Moody’s deem AIB ‘credit negative’ after tracker scandal costs

Posted by

The most recent tracker overcharging issue at AIB has led to Moody’s, a industry-leading credit ratings agency, to give AIB a ‘credit negative’ notice.

This decision is a result of a finding made by an Ombudsman case that occurred early this year after Ombudsman reviewed AIB’s tracker mortgage rates. This case was one of 5,900 cases filed against AIB over incorrect tracker rates.  After reviewing these rates, the Ombudsman has made a finding against AIB. In response to this verdict, AIB completely accepted the finding made by the Financial Services and Pensions Ombudsman (FSPO) regarding one of the 5,900 cases filed against AIB. [1]

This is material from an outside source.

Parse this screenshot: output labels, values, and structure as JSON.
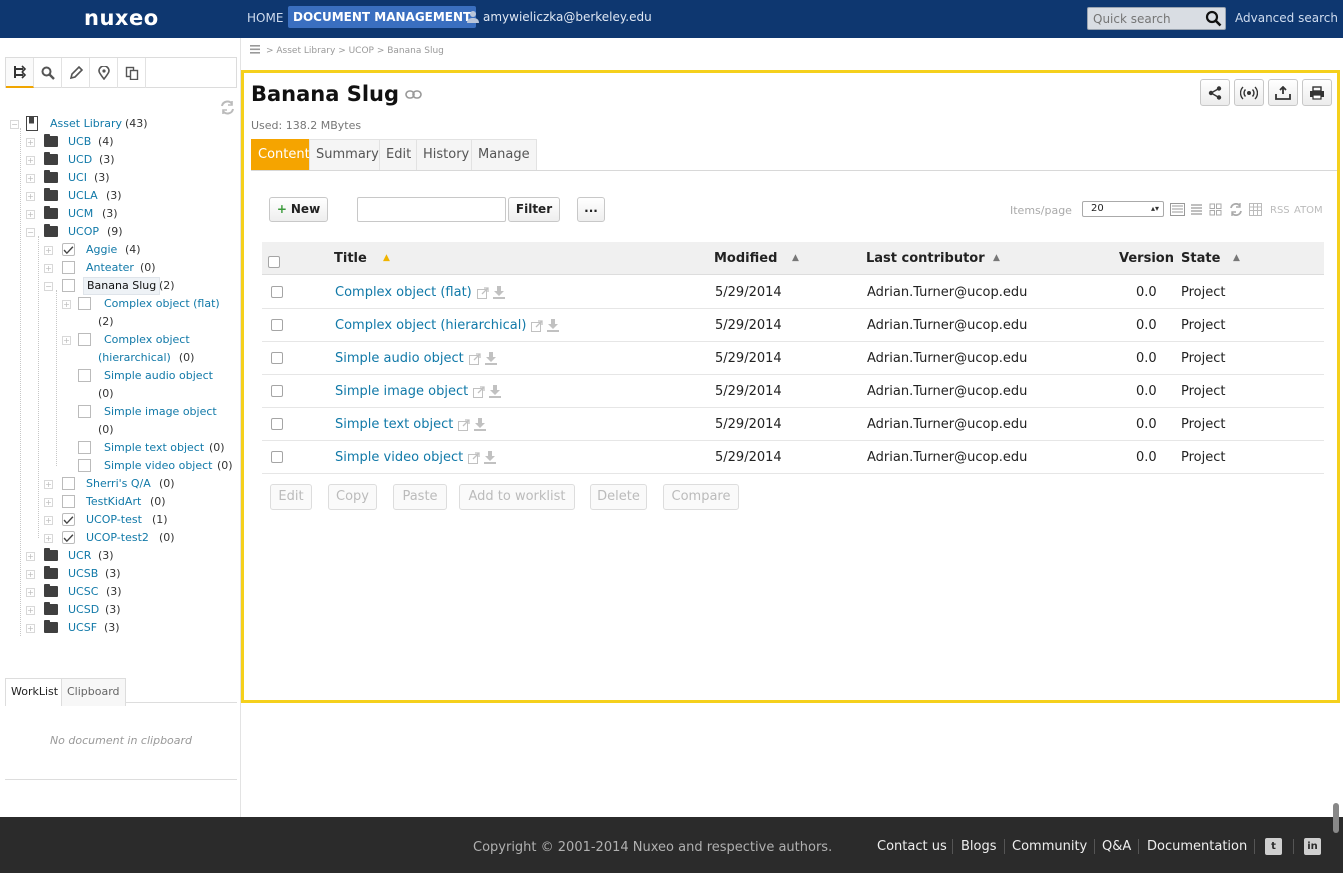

Shortly afterward, AIB declared that they would also apply the complete finding to every affected customer within the same cohort. Customers would not need to opt into the finding and would receive a letter as well as payments in July and August of this year. [1]

The Irish Independent reported 2 weeks ago that 1,100 customers that had tracker mortgages at EBS and Haven (subsidies of AIB) have been overcharged for many years on their tracker mortgages. The cost of refunds for each customer averages out to 6,000 euros, and the overcharging issue goes all the way back to 2006. This is projected to cost AIB 6.6 million euros to refund and compensate all affected customers. [2]

Moody’s has decided to give AIB a credit negative notice after reviewing AIB’s handling of the case. This is because the tracker mortgages issue created by AIB puts AIB in a potentially bad light. Additionally, the reparations process of this scandal puts more pressure on AIB’s bottom line. This is in addition to the low credit demand as well as the increase in loan-loss provisions in the current recession. [2]

To clarify, a credit negative rating means that the credit rating agency has noticed a set of circumstances that may cause the agency to downgrade a company’s credit rating in the future shortly.

Although a 6.6-million-euro expense seems large, it is significantly modest compared to AIB’s 610 million euro total tracker provisions up to the end of last year. These provisions include a 70 million euro fine from the Central Bank over AIB’s tracker mortgage scandal.

The current total of customers that AIB group overcharged in regard to tracker mortgages has now risen to 13,300 customers. [2]

This scandal has only raised more ire against the AIB group in the past few weeks after it was shown to have imposed a mortgage ban on customers currently receiving support from the State during the pandemic. AIB have since reversed this mortgage ban on State-supported customers.

This article was written by Ian, an intern at Irish Mortgage Brokers and from the USA.